Stored entries:
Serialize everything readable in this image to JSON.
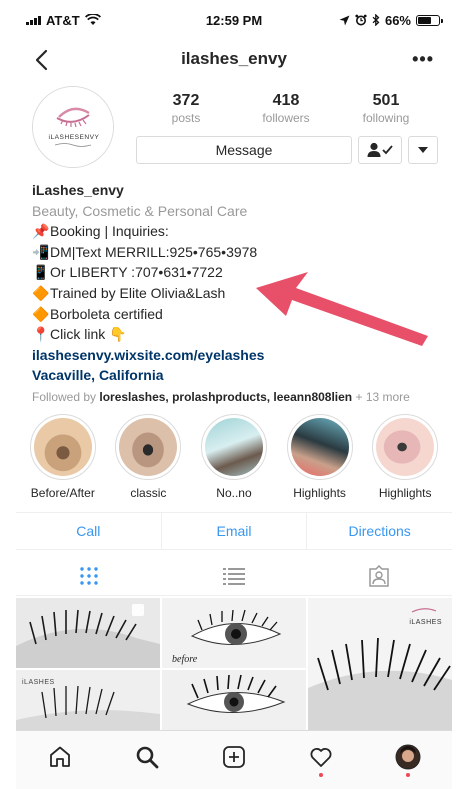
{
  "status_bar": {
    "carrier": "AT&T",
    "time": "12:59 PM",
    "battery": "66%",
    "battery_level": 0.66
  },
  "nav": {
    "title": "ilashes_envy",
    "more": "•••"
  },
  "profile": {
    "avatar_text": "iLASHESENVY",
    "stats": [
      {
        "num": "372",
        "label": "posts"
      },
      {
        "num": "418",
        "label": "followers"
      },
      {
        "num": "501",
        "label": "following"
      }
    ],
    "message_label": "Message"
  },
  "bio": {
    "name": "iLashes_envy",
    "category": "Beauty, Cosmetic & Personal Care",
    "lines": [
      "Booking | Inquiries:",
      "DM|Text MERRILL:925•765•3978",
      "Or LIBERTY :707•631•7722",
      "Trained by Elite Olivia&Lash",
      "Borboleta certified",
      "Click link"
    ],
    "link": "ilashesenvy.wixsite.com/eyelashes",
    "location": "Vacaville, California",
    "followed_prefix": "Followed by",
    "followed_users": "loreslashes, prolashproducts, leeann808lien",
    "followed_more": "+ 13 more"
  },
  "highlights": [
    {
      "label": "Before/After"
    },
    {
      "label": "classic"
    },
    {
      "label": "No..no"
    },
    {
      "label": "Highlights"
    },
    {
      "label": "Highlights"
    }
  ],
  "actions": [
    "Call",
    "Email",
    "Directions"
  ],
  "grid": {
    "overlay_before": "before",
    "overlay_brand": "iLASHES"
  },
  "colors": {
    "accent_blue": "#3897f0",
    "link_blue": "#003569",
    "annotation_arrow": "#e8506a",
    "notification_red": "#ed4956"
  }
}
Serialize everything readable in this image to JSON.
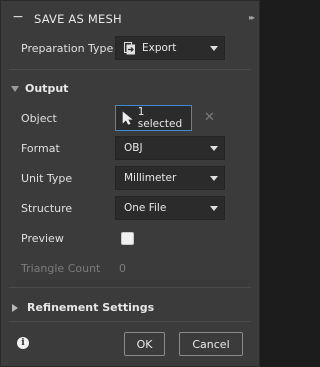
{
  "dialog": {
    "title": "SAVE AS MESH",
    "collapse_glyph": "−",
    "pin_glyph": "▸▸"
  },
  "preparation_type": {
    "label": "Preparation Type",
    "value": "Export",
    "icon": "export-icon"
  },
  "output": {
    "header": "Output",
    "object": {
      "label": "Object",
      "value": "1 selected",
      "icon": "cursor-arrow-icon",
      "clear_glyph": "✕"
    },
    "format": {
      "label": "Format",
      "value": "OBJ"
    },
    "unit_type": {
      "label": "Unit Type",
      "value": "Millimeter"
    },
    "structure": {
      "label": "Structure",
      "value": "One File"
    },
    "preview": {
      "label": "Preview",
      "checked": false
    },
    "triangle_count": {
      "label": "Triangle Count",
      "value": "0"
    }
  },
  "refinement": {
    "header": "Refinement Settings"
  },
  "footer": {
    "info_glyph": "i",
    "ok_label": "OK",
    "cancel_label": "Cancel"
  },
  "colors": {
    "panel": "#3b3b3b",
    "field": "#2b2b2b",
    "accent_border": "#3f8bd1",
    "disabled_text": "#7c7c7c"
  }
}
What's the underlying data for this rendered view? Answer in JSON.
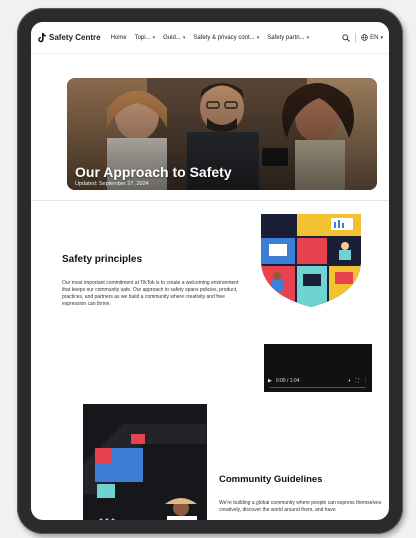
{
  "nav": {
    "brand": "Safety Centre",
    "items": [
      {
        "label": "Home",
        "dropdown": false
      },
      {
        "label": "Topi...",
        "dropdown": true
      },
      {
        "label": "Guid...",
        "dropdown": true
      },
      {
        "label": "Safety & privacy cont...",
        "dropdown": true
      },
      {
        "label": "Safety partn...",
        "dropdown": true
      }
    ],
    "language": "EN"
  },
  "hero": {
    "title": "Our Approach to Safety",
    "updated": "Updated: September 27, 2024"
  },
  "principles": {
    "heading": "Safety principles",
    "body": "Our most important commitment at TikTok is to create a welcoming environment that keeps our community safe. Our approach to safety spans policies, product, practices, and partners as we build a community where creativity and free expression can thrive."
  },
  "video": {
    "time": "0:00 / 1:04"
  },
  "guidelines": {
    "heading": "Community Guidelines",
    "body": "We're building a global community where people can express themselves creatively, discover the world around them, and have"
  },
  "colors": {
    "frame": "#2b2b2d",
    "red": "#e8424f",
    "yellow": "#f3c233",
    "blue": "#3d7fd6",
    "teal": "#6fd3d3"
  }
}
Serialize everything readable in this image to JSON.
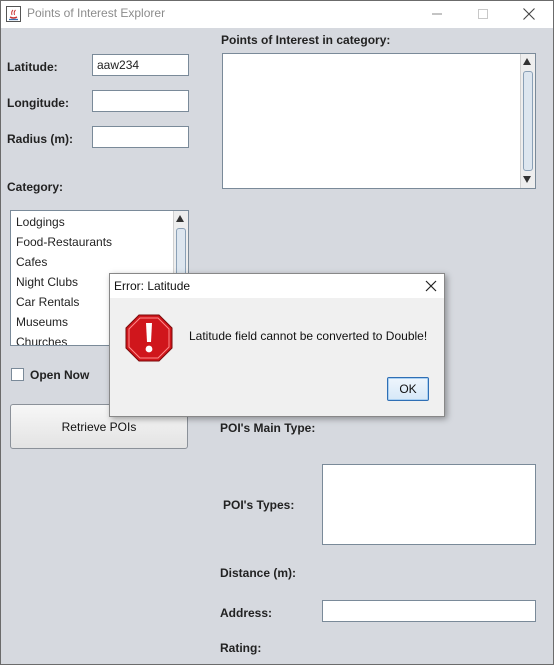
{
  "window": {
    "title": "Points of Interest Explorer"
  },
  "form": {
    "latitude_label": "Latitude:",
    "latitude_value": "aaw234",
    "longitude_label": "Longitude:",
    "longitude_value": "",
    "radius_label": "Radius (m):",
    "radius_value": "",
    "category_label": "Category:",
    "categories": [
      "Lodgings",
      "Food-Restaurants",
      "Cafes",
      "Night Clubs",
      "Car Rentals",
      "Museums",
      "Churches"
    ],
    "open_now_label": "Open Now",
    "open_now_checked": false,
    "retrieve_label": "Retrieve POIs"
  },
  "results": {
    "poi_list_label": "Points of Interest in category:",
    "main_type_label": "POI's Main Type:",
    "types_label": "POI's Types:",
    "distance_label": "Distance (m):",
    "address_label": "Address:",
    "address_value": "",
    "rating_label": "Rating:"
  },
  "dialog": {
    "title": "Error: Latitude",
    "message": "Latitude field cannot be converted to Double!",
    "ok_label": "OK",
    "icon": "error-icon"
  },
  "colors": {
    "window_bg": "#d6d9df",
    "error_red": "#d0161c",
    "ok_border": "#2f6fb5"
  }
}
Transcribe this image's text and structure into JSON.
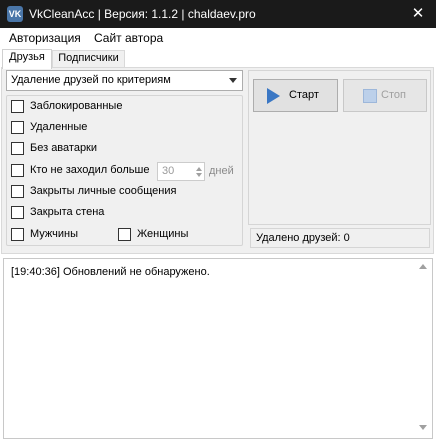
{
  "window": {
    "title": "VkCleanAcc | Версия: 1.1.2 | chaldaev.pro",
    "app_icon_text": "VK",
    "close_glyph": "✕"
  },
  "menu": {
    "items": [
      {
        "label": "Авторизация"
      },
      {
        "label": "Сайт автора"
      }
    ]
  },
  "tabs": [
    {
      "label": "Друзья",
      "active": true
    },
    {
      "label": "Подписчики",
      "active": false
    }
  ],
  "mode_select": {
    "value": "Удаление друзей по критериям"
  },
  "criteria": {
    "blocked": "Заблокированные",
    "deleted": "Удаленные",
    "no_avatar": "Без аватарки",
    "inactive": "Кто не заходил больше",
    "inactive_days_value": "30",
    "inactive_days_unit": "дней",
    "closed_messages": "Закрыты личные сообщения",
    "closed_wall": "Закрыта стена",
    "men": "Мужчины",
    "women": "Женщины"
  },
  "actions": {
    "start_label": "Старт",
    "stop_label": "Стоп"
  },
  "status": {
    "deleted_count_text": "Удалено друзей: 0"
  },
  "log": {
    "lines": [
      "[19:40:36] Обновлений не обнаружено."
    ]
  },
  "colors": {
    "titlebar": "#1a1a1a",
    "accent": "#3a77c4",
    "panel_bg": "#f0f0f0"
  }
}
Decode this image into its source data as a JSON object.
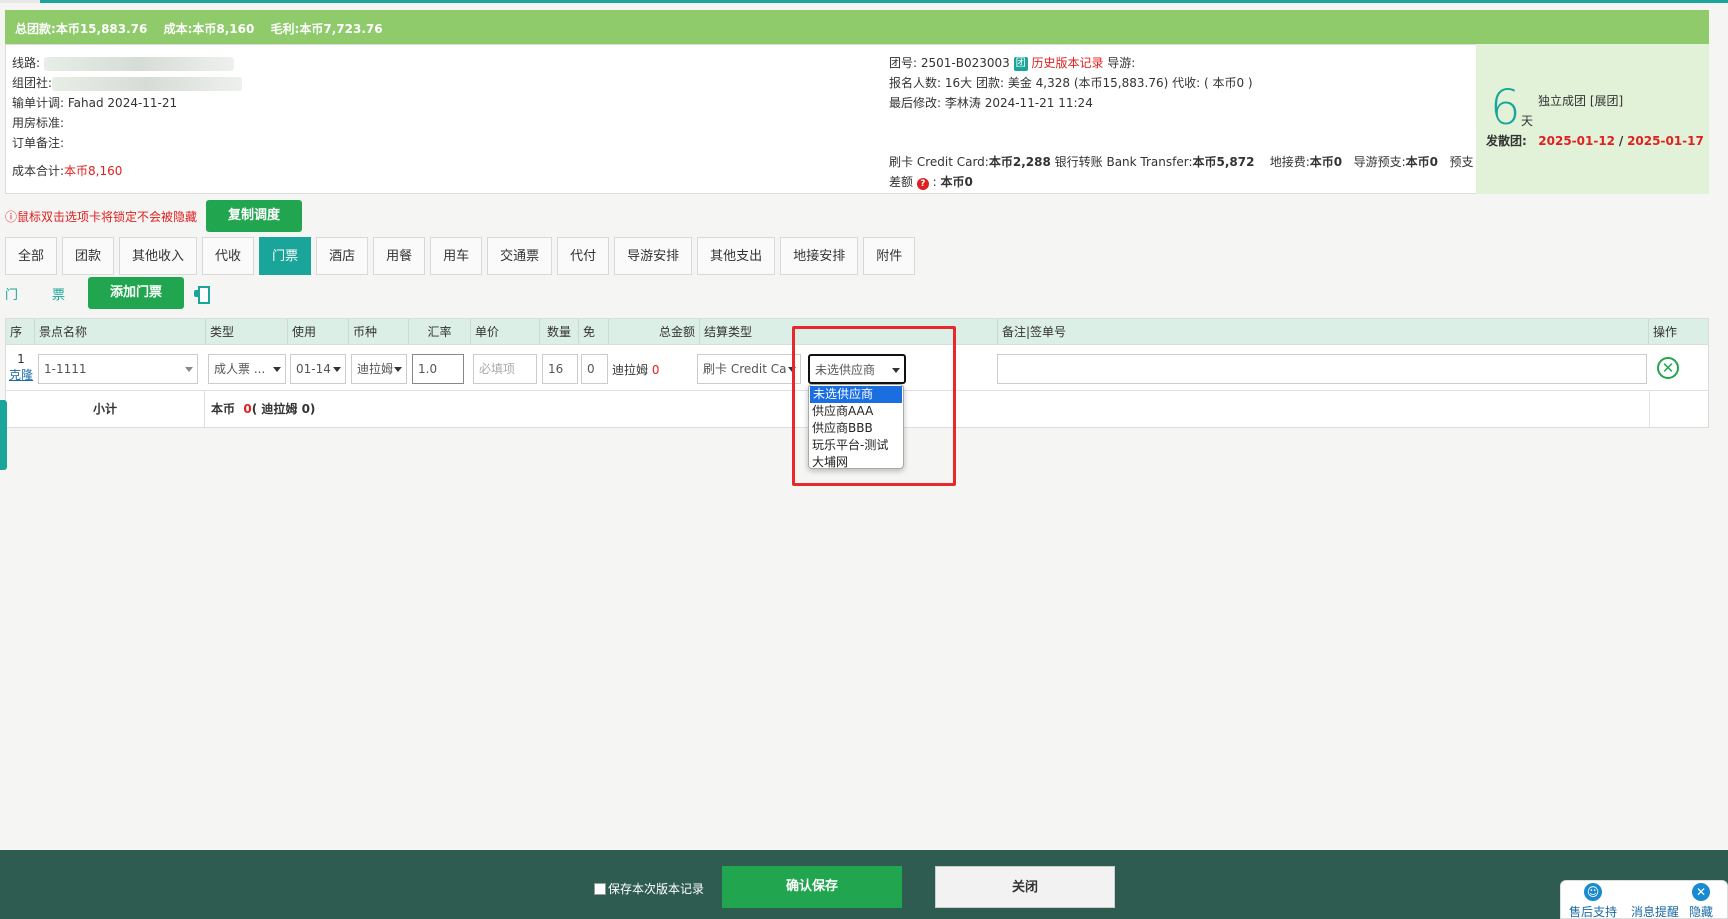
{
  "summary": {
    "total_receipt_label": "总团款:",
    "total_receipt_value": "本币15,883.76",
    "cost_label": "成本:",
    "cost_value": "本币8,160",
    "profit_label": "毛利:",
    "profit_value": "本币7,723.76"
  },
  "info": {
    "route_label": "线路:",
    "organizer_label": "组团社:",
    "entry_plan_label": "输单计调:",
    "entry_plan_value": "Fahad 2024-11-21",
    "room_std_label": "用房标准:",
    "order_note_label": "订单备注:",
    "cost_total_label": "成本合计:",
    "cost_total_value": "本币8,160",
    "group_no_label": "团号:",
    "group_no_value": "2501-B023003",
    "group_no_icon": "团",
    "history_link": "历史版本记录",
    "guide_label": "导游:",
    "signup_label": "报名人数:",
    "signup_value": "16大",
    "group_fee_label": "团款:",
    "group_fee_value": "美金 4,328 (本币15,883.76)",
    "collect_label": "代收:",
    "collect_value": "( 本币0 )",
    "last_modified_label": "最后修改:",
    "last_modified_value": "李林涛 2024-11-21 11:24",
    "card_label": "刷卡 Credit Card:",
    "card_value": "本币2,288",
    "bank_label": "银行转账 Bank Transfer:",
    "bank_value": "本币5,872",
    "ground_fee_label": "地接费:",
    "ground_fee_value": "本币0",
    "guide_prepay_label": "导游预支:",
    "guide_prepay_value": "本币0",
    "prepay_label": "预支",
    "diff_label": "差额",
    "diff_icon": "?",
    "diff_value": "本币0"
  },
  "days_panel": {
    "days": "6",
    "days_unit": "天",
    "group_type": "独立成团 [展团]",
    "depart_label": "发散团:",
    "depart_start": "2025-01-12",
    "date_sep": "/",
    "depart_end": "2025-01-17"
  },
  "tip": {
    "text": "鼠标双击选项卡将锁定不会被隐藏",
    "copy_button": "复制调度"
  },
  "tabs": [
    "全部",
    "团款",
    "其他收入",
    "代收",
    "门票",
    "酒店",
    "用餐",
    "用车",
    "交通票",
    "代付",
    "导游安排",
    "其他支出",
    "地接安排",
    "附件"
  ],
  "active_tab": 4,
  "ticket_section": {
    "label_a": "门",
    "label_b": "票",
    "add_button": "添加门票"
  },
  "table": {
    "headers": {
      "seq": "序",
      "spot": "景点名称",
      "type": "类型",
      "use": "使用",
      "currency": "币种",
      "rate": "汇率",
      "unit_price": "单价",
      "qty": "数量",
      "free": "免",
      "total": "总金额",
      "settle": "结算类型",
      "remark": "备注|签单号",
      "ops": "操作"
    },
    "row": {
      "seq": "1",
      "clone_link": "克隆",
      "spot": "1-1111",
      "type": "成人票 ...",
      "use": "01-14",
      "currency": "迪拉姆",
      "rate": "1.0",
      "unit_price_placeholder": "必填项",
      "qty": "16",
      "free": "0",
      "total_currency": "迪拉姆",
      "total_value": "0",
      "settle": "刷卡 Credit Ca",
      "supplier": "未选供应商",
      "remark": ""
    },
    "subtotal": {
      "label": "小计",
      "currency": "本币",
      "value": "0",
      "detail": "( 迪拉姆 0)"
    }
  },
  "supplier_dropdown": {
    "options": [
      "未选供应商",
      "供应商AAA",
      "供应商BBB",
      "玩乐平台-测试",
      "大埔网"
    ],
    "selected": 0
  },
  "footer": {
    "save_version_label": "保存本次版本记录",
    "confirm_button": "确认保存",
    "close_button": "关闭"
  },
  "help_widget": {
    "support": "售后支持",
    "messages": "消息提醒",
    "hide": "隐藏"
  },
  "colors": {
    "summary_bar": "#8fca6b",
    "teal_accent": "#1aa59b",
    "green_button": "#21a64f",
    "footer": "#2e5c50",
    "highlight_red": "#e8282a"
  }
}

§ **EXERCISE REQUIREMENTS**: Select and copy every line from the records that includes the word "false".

§ **WRITTEN REPLY**:
      "checked": false
        "dropdown": false
    "open_now_checked": false,
      "active": false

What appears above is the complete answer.